walk on Tuesday, appreciating the saguaros that live here, as well as
the denser vegetation along the washes. I am looking forward to
moving to La Posa South, which offers greater photo opportunities.
Wednesday January 15: First thing this morning, I go out to take photos of the mountains and the cacti surrounding our campsite here at Cactus Forest, northwest of Tucson, Arizona. Clifford and I really like Cactus Forest, but we need to head on to Quartzsite, Arizona, for Quartzfest, the ham radio week-long gathering.
We travel northwest on I-10 to the junction with I-8, then west through the Sonoran Desert National Monument. We reminisce about our camping trip here four years ago, the first trip with our 30-year-old Terry travel trailer. That was an adventure, which I won’t go into here.
At Gila Bend we stop for gas, which is fun because of the pet dinosaurs and fun stuff to buy, and then continue north on highway 85 until we rejoin I-10 west of Phoenix. We had thought we might stop for the night at Buckeye Recreation Area along highway 85, but travel conditions have been favorable today and we are making good time, so travel all the way to Quartzsite.
At Quartzsite, we turn south on highway 95 and make our way to Roadrunner, the BLM camping area south of Quartzsite where Quartzfest is held. Driving into this dispersed desert camping area, we are pleased to find that the campsite we had at Christmas two years ago is available. We were here then with my cousin and his wife, and my brother Rollie. We are very happy to be here in this spot now as we set up and prepare for Quartzfest.
Monday January 13: One reason Clifford and I decided to camp at Cactus Forest, northwest of Tucson, is that, besides liking this unique dispersed camping area,
….it is near enough to Tucson to have our “big city” day.
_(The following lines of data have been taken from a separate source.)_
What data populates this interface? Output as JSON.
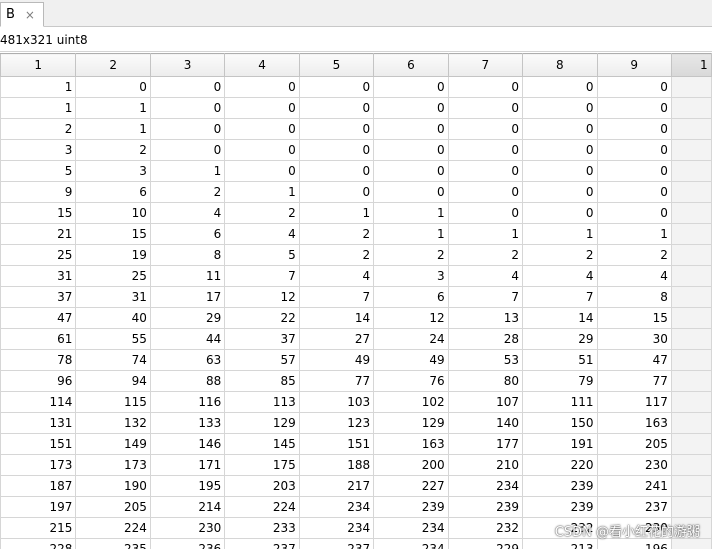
{
  "tab": {
    "label": "B",
    "close_glyph": "×"
  },
  "info": {
    "text": "481x321 uint8"
  },
  "columns": [
    "1",
    "2",
    "3",
    "4",
    "5",
    "6",
    "7",
    "8",
    "9",
    "1"
  ],
  "rows": [
    [
      "1",
      "0",
      "0",
      "0",
      "0",
      "0",
      "0",
      "0",
      "0",
      ""
    ],
    [
      "1",
      "1",
      "0",
      "0",
      "0",
      "0",
      "0",
      "0",
      "0",
      ""
    ],
    [
      "2",
      "1",
      "0",
      "0",
      "0",
      "0",
      "0",
      "0",
      "0",
      ""
    ],
    [
      "3",
      "2",
      "0",
      "0",
      "0",
      "0",
      "0",
      "0",
      "0",
      ""
    ],
    [
      "5",
      "3",
      "1",
      "0",
      "0",
      "0",
      "0",
      "0",
      "0",
      ""
    ],
    [
      "9",
      "6",
      "2",
      "1",
      "0",
      "0",
      "0",
      "0",
      "0",
      ""
    ],
    [
      "15",
      "10",
      "4",
      "2",
      "1",
      "1",
      "0",
      "0",
      "0",
      ""
    ],
    [
      "21",
      "15",
      "6",
      "4",
      "2",
      "1",
      "1",
      "1",
      "1",
      ""
    ],
    [
      "25",
      "19",
      "8",
      "5",
      "2",
      "2",
      "2",
      "2",
      "2",
      ""
    ],
    [
      "31",
      "25",
      "11",
      "7",
      "4",
      "3",
      "4",
      "4",
      "4",
      ""
    ],
    [
      "37",
      "31",
      "17",
      "12",
      "7",
      "6",
      "7",
      "7",
      "8",
      ""
    ],
    [
      "47",
      "40",
      "29",
      "22",
      "14",
      "12",
      "13",
      "14",
      "15",
      ""
    ],
    [
      "61",
      "55",
      "44",
      "37",
      "27",
      "24",
      "28",
      "29",
      "30",
      ""
    ],
    [
      "78",
      "74",
      "63",
      "57",
      "49",
      "49",
      "53",
      "51",
      "47",
      ""
    ],
    [
      "96",
      "94",
      "88",
      "85",
      "77",
      "76",
      "80",
      "79",
      "77",
      ""
    ],
    [
      "114",
      "115",
      "116",
      "113",
      "103",
      "102",
      "107",
      "111",
      "117",
      ""
    ],
    [
      "131",
      "132",
      "133",
      "129",
      "123",
      "129",
      "140",
      "150",
      "163",
      ""
    ],
    [
      "151",
      "149",
      "146",
      "145",
      "151",
      "163",
      "177",
      "191",
      "205",
      ""
    ],
    [
      "173",
      "173",
      "171",
      "175",
      "188",
      "200",
      "210",
      "220",
      "230",
      ""
    ],
    [
      "187",
      "190",
      "195",
      "203",
      "217",
      "227",
      "234",
      "239",
      "241",
      ""
    ],
    [
      "197",
      "205",
      "214",
      "224",
      "234",
      "239",
      "239",
      "239",
      "237",
      ""
    ],
    [
      "215",
      "224",
      "230",
      "233",
      "234",
      "234",
      "232",
      "232",
      "230",
      ""
    ],
    [
      "228",
      "235",
      "236",
      "237",
      "237",
      "234",
      "229",
      "213",
      "196",
      ""
    ]
  ],
  "watermark": "CSDN @看小红花的游粥"
}
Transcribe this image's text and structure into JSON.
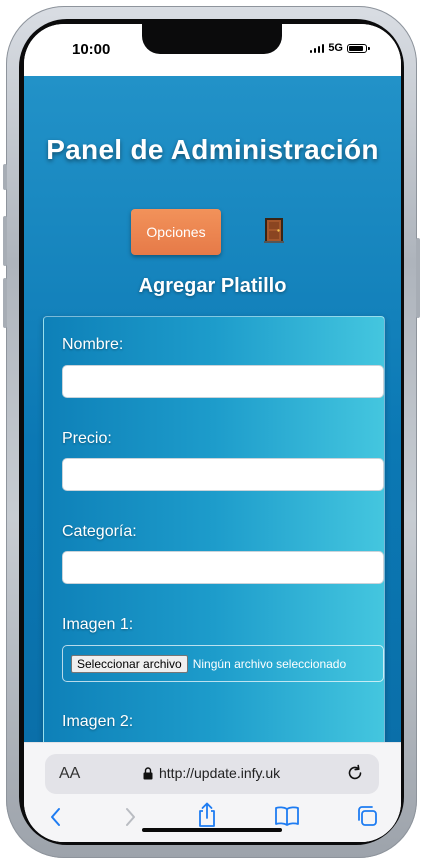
{
  "status": {
    "time": "10:00",
    "network": "5G"
  },
  "header": {
    "title": "Panel de Administración"
  },
  "toolbar": {
    "options_label": "Opciones",
    "logout_icon": "door-icon"
  },
  "form": {
    "section_title": "Agregar Platillo",
    "fields": {
      "nombre": {
        "label": "Nombre:",
        "value": ""
      },
      "precio": {
        "label": "Precio:",
        "value": ""
      },
      "categoria": {
        "label": "Categoría:",
        "value": ""
      },
      "imagen1": {
        "label": "Imagen 1:",
        "button": "Seleccionar archivo",
        "status": "Ningún archivo seleccionado"
      },
      "imagen2": {
        "label": "Imagen 2:"
      }
    }
  },
  "browser": {
    "text_size_label": "AA",
    "url": "http://update.infy.uk",
    "icons": [
      "lock-icon",
      "reload-icon",
      "back-icon",
      "forward-icon",
      "share-icon",
      "bookmarks-icon",
      "tabs-icon"
    ]
  },
  "colors": {
    "accent": "#ee8752",
    "background": "#0b78b4",
    "ios_blue": "#1e7cf2"
  }
}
The most fun stops are Bookman’s and Trader Joe’s, but other necessary errands and shopping fill the day.
Driving out of Tucson at rush hour is NOT fun, but dinner at the Cracker Barrel in Marana on our way back to camp is enjoyable. Returning to camp long after dark, we unload groceries and soon head to bed.
Tuesday January 14: I am up in time for photos at sunrise, always a good start to my day.
It is great to have a day just to hang out here, especially having the time as well as pleasant enough temperatures for Clifford to play dulcimer outside while I play cello. I’ve also had fun playing around with the Snapseed app on my phone.
Daughter Becka calls and explains the recent “cow game” photo she sent, which was the result of an older couple hitting a black cow as they were driving down the mountain and nearly hitting Becka and her friend, who were driving the other way. Becka and her friend called 911 and helped the older couple until police arrived. Thankfully, everyone was okay.
Later, I walk down the road for photos at sunset, enjoying the ambiance of this desert forest.
After dinner, I do a blog and then write in the journal before heading to bed, a good way to close the day.